will have as value the square from which a white rook or queen moved, and when this is assigned to a piece variable, that piece variable takes on the identity of the piece on that square.

castling and enpassant

Castling is considered a move by both the moving rook and the king. Use o-o, o-o-o, and castle to specify castling in the target filters. These are ordinary filters referring to the previous move, so can be used as targets:
    ――(o-o) //white castles kingside
     ――(o-o-o) //any queenside castle
    ――(castle mate) //black castles and mates

Use the enpassant to specify enpassant in the target. enpassant is an ordinary filter that means the current move was enpassant, so

means that the next move is enpassant.

legal and pseudolegal moves

To get legal moves instead of only moves in the PGN file, use the legal filter:
    legal ――(o-o)

counting moves

Use the countmoves filter to count the number of matching moves from the current position:
    countmoves ―― //# moves from current position


denotes that from the current position, there is a move of a piece from a4 to b3 resulting in check.

means that there is a move from a white bishop on a4 to b5 that delivers mate.

means that there is a move from a white bishop on a4 capturing a black knight on b5 that delivers mate. It is the same as

means that a white queen moves to d4 and gives check.

    ――d4 mate
means that a piece moves to d4 and mates.

means that white underpromotes on the next move.

Philosophy of the ―― syntax

The ―― syntax might initially seem complex and arbitrary. It is helpful to keep in mind that it was chosen to be as close to ordinary chess algebraic notation as possible. Consider a typical move in algebraic notation:
To transform this move into the corresponding ―― operator, we simply replace the - with ――. (We cannot just use - because that symbol is already used for subtraction).

The a2 plays the role of the left filter. In the ―― notation, it can be replaced by any set filter. Likewise, the right filter can replace a4 with any filter, so we can have, say,

for a white queen or rook that moves to the a file.

The promotion notation is the same as for algebraic notation:

as algebraic notation, meaning that a white pawn promotes to a rook on a8, becomes
The can be replaced by any type designator.

Finally, symbols and indications after an algebraic notation move are taken as indicating something about the resulting position:

    -d4+ +-
means that after the pawn moves to d4, black is in check and the position is winning for white.

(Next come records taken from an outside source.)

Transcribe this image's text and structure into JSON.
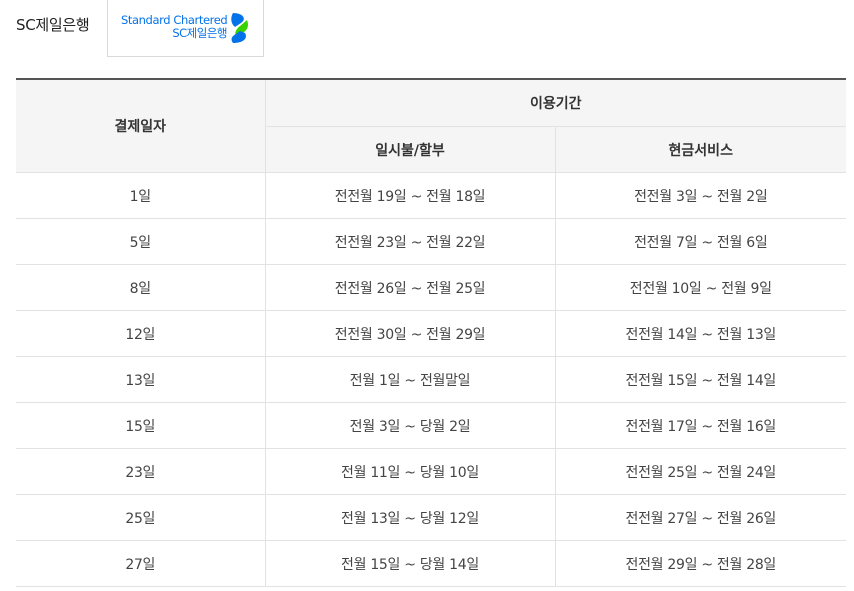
{
  "header": {
    "bank_name": "SC제일은행",
    "logo_en": "Standard Chartered",
    "logo_ko": "SC제일은행"
  },
  "table": {
    "col_payment_date": "결제일자",
    "col_period": "이용기간",
    "col_lumpsum": "일시불/할부",
    "col_cash": "현금서비스",
    "rows": [
      {
        "date": "1일",
        "lumpsum": "전전월 19일 ~ 전월 18일",
        "cash": "전전월 3일 ~ 전월 2일"
      },
      {
        "date": "5일",
        "lumpsum": "전전월 23일 ~ 전월 22일",
        "cash": "전전월 7일 ~ 전월 6일"
      },
      {
        "date": "8일",
        "lumpsum": "전전월 26일 ~ 전월 25일",
        "cash": "전전월 10일 ~ 전월 9일"
      },
      {
        "date": "12일",
        "lumpsum": "전전월 30일 ~ 전월 29일",
        "cash": "전전월 14일 ~ 전월 13일"
      },
      {
        "date": "13일",
        "lumpsum": "전월 1일 ~ 전월말일",
        "cash": "전전월 15일 ~ 전월 14일"
      },
      {
        "date": "15일",
        "lumpsum": "전월 3일 ~ 당월 2일",
        "cash": "전전월 17일 ~ 전월 16일"
      },
      {
        "date": "23일",
        "lumpsum": "전월 11일 ~ 당월 10일",
        "cash": "전전월 25일 ~ 전월 24일"
      },
      {
        "date": "25일",
        "lumpsum": "전월 13일 ~ 당월 12일",
        "cash": "전전월 27일 ~ 전월 26일"
      },
      {
        "date": "27일",
        "lumpsum": "전월 15일 ~ 당월 14일",
        "cash": "전전월 29일 ~ 전월 28일"
      }
    ]
  },
  "colors": {
    "brand_blue": "#0473ea",
    "brand_green": "#38d200",
    "header_bg": "#f5f5f5"
  },
  "icons": {
    "logo_mark": "standard-chartered-logo-icon"
  }
}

In CQL, we collect all these assertions and put them in parentheses (we need the parentheses to simplify parsing):
    -d4(check comment "white is winning")

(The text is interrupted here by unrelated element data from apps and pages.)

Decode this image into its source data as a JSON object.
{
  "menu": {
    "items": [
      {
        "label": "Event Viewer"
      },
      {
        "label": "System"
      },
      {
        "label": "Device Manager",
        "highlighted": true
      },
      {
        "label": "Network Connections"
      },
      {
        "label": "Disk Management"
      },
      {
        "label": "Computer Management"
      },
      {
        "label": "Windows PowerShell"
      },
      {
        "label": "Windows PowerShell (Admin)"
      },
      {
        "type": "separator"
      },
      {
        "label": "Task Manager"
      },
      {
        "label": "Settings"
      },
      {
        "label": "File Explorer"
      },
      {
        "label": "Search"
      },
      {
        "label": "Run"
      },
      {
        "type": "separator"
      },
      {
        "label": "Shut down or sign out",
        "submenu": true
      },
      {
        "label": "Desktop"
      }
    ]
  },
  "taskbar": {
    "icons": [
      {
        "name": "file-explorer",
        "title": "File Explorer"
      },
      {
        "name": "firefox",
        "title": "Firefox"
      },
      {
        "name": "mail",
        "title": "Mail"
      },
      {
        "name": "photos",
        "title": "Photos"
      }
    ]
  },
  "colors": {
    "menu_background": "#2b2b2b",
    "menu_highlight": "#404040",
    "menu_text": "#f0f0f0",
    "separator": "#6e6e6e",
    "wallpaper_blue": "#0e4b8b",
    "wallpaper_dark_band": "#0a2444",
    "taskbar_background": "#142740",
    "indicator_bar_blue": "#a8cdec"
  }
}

Thus, each of the components of a move in algebraic notation corresponds to a component of a ―― filter. When a component of the ―― filter is missing, it corresponds to all possible values

    ――d4 // any move to d4


A ―― filter has extremely low precedence. To denote a move by a piece other than the black king, use
This is parsed as
To denote a move from a rook to either T or U (which can be set variables), use

―― and piece designator syntax

Thus, the relationships between algebraic notation for moves and the piece designator notation for piece locations are analogous. In each case, the CQL syntax is derived from chess algebraic notation syntax by these rules:
  1. An element of chess notation is identical or very close to an element of the CQL syntax; and
  2. An element of chess notation can be replaced by any meaningful CQL filter
  3. A missing element of the chess notation means that all possible values are allowed.

In the case of piece designators, we apply these meta-syntactic rules as follows: Consider a2. This is valid chess notation for a piece location, and so by rule (1) above, it is also valid CQL notation.

By rule (2) above, we can replace it by say a2 or a2-5 (a white piece on the a file, ranks 2 through 5).

By rule (3) above, if the square is missing, say in CQL, that means that all possibly squares are implied: a-h1-8. If the piece is missing, a2 in CQL, that means that any piece or even an empty square can be on a2.

Similar considerations apply for the ―― filter, as we saw above. In fact, we can consider the ―― filter to be a generalization of piece designators if we want, which is one reason no spaces are allowed between the different components of a ―― filter.